The Council justifies its £20 million expenditure as part of a regeneration package for the town that has lost much of its heavy industry.  I am no fan of public funding for the arts but the performing arts are one of the things that make life worth living. If such expenditure retains the brightest and best of Doncaster's inhabitants and perhaps even attracts wealth creators from elsewhere to the town I am all for it. Certainly there were signs that that might be happening for the theatre was packed. Even allowing for the possibility that some of the seats were occupied by those attending a shindig that was impressive. It was an appreciative crowd that knew when and where to clap. They clearly liked the show for several rose to their feet at the curtain call.

The company deserved a standing ovation because I don't think I have ever seen it dance better and I have seen some pretty good shows in the past (for example, see Realizing Another Dream 15 Sept 2013, Angelic - Northern Ballet's Mixed Bill 9 June 2013 and Sapphire 15 March 2015). The evening began with Christopher Hampson's Perpetuum Mobile which would have been enough for me had there been nothing else to see. I am a great admirer of Hampson's work and can't see enough of it. That ballet had delighted me when I saw it as part of the Mixed Programme on the 9 May 2015 and it was, if anything, even better this time round. I loved the leaps and elegant turns but most of all I enjoyed Martha Leebolt and Tobias Batley's pas de deux. However, the main offering of the evening was David Nixon's Madame Butterfly. I had not seen it before and it took my breath away. I have seen a fair selection of Nixon's work and in my humble opinion Madame Butterfly is his masterpiece.

The ballet follows the story of Puccini's opera fairly closely. Like the opera it addresses some big issues like racism, clash of cultures, the oppression of women etc. When you think about it, Madame Butterfly has quite a lot in common with Giselle though unlike that ballet there is no happy ending in Madame Butterfly even beyond the grave. It is a powerful, brutal story in which no punches are pulled. The final scene of Cio-Cio alone on stage, desolate, plunging the sword into her body is one of the most affecting I have ever seen in the theatre not just in ballet but in any of the performing arts. 

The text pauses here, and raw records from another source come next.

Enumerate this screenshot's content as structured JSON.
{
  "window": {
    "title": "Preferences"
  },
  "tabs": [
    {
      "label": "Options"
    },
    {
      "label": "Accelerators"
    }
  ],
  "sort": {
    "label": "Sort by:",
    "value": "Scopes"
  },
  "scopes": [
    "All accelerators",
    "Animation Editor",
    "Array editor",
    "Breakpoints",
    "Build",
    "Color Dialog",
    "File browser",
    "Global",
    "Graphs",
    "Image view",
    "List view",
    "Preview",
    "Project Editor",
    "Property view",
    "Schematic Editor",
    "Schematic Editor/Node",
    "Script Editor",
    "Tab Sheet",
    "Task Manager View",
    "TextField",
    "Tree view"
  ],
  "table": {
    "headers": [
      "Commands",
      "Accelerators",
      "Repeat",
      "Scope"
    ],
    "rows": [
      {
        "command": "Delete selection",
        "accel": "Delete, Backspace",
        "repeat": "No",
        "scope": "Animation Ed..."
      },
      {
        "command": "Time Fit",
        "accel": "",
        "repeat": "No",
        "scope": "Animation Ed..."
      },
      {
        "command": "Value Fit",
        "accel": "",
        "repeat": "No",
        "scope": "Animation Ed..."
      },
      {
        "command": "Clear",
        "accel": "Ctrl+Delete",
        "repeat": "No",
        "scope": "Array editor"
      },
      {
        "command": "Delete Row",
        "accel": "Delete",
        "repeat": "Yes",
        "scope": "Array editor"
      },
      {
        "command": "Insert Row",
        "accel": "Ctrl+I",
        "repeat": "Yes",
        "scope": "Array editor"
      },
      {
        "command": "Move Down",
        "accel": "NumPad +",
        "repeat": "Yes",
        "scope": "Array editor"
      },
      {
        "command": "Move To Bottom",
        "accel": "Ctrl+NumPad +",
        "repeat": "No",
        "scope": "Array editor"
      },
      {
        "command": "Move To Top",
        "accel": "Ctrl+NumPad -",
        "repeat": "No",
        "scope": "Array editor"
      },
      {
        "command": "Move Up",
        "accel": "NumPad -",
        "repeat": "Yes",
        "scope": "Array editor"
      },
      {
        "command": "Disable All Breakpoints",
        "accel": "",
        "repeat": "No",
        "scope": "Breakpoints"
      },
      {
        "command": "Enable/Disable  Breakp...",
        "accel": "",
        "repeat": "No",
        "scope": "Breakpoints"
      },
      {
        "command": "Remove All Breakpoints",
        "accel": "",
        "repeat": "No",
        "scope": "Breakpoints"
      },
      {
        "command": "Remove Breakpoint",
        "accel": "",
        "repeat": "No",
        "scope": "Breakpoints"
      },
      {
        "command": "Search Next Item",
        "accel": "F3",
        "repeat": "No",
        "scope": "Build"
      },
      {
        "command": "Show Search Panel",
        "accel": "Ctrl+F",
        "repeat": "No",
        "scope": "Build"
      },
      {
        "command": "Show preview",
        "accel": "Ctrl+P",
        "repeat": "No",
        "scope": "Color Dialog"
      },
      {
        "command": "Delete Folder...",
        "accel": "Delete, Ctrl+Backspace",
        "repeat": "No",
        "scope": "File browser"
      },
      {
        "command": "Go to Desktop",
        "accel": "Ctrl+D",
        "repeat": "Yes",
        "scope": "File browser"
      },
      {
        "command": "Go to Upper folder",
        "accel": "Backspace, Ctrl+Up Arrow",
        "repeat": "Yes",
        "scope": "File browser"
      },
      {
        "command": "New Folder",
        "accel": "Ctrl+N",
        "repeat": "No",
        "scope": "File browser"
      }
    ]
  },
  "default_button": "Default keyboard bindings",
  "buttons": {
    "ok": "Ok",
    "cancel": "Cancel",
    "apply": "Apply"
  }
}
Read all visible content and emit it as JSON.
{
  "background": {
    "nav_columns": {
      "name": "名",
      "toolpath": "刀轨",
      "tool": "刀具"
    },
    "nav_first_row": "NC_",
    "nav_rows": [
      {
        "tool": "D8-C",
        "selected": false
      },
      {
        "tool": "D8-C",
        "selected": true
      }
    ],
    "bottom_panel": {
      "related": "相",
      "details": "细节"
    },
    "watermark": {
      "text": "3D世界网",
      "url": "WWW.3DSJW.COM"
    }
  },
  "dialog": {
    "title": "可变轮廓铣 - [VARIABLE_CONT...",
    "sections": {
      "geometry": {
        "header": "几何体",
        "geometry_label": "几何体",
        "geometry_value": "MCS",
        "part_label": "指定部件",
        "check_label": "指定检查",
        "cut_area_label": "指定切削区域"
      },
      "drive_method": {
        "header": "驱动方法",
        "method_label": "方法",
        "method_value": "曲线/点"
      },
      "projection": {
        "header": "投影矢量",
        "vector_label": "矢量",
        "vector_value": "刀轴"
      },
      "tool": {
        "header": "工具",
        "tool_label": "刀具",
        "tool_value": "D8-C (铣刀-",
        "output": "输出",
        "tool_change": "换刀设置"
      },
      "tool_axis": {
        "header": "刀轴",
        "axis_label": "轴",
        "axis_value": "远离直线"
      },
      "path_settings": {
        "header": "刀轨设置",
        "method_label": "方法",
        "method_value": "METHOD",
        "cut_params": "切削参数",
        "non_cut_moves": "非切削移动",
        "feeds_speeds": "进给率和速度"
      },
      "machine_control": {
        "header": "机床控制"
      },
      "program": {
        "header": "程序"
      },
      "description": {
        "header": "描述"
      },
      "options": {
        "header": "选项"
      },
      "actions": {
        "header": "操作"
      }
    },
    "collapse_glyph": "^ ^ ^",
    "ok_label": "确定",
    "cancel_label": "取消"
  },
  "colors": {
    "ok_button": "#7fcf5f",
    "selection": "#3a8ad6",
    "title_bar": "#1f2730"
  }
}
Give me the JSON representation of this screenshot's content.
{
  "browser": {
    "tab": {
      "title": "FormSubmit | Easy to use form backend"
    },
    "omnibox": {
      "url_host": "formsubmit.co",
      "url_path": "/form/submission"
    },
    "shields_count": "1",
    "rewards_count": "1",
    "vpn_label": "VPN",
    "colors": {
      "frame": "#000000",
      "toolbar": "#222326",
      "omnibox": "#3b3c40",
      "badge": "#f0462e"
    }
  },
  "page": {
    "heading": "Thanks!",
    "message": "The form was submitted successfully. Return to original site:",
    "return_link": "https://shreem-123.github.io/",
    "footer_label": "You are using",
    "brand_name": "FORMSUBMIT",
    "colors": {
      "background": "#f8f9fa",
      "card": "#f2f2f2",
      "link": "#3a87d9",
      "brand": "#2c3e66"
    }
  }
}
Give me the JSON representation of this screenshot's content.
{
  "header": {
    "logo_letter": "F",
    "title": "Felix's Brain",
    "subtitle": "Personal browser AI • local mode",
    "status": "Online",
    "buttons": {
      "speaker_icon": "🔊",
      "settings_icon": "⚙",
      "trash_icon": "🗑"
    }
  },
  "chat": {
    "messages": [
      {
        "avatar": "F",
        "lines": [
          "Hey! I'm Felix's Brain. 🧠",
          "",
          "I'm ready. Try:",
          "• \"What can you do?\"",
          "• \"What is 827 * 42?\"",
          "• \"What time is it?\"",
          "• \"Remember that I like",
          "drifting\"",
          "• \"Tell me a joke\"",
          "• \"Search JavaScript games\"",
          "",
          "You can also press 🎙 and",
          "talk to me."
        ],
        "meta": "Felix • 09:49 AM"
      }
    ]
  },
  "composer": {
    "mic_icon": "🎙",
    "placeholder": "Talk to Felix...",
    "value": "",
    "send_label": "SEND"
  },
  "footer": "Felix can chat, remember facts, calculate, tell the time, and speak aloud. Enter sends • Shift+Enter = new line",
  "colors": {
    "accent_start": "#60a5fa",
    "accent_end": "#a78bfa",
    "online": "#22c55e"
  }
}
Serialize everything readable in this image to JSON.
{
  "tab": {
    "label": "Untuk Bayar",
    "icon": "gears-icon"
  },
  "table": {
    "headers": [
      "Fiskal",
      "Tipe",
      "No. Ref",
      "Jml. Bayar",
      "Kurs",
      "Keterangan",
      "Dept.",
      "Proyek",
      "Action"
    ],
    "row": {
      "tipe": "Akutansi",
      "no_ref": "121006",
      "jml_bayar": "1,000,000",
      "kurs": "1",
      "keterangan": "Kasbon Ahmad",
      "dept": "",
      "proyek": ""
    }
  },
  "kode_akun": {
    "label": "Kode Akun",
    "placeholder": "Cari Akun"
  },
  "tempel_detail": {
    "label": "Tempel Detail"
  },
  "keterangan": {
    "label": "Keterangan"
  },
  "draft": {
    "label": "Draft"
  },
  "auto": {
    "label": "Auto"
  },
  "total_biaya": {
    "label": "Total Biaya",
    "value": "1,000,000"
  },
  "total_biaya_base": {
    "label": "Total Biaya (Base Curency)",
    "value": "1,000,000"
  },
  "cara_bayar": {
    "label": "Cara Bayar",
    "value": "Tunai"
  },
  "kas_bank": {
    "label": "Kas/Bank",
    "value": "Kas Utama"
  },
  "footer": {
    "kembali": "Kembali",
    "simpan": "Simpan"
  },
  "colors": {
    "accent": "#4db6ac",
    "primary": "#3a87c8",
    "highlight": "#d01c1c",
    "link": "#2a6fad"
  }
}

Cio-Cio San was performed by Pippa Moore, a beautiful dancer whom I already admired greatly. Yesterday she soared even higher in my esteem and affection. How she delighted us with her ecstatic jumps as she anticipated the return of her husband. How she mimicked his salutes and handshakes much to the amusement of Suzuki danced by Luisa Rocco. How she punished Goro (Matthew Koon) with nicks from her fan for his temerity in presenting another suitor. How we suffered with her at her final betrayal when she was forced to confront Kate Pinkerton (Lucia Solari) after the cowardly Lieutenant had disappeared unable to face her.

Pinkerton was danced by Kelley McKinlay, a guest artist from Canada. He performed that role well. Dashing and swaggering in the opening scenes as he wooed Cio-Cio but faltering and weak in the last as he left it to his wife to snatch their son from her. Kevin Poeung and Isaac Lee-Baker were Pinkerton's brother officers, lads on the town in a foreign port having the time of their lives. Ashley Dixon danced Sharpless, the consul with a conscience. Hironeo Takahashi danced the menacing Shinto priest Bonze and the hapless suitor Yamadori.

John Logstaff's orchestration  of Puccini's music was very successful. All the well known and well loved tunes were there. The score was opened and closed with what I assume to be traditional Japanese music. The voice that accompanied Cio-Cio's preparation for her ritual suicide was haunting and chilling but also strangely beautiful. The set designs - particularly the massive orb and the icons - were impressive as was Alistair West's lighting.

Other Reviews

Vera Liber   Madame Butterfly with Perpetuum Mobile British Theatre Guide


  1. I've just got back home from seeing it. Amazing, wonderful, powerful, stunning. A full house, kabuki, and the best death scene I've seen on stage.

  2. I couldn't agree with you more,